Find the word "temp" in the data. Return every line where it appears.
#### Input material ####
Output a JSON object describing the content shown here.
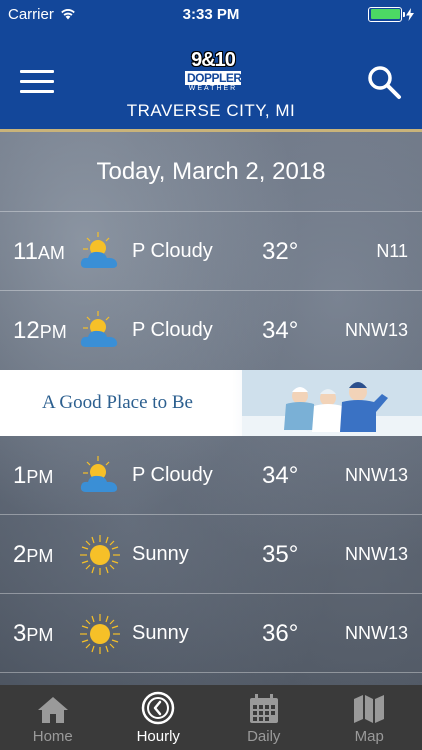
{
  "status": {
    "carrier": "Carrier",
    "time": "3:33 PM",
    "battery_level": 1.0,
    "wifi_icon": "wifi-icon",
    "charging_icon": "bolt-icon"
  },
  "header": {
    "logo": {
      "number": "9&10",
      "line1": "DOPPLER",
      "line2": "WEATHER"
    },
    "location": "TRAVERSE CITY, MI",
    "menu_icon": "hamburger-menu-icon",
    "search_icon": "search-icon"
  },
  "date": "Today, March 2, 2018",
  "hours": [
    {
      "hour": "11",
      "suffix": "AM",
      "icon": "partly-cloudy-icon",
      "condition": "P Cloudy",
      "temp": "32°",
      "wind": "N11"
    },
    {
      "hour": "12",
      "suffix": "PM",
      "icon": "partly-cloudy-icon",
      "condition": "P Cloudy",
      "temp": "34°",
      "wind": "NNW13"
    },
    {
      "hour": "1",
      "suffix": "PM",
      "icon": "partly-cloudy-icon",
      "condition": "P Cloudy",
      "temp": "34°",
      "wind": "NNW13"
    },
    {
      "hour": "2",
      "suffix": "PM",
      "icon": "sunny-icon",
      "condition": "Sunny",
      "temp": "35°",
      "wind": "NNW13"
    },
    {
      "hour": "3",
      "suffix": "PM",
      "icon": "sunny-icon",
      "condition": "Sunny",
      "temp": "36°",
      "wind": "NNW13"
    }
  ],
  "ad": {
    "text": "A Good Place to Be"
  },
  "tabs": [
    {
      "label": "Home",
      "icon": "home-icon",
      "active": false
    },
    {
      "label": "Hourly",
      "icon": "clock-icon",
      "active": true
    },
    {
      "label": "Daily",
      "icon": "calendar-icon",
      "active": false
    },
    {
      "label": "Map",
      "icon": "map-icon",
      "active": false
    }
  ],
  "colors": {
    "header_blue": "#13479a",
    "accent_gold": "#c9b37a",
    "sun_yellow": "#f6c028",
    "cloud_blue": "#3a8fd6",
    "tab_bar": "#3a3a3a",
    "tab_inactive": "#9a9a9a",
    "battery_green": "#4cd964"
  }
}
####
◆ Output of the exercise:
      "temp": "32°",
      "temp": "34°",
      "temp": "34°",
      "temp": "35°",
      "temp": "36°",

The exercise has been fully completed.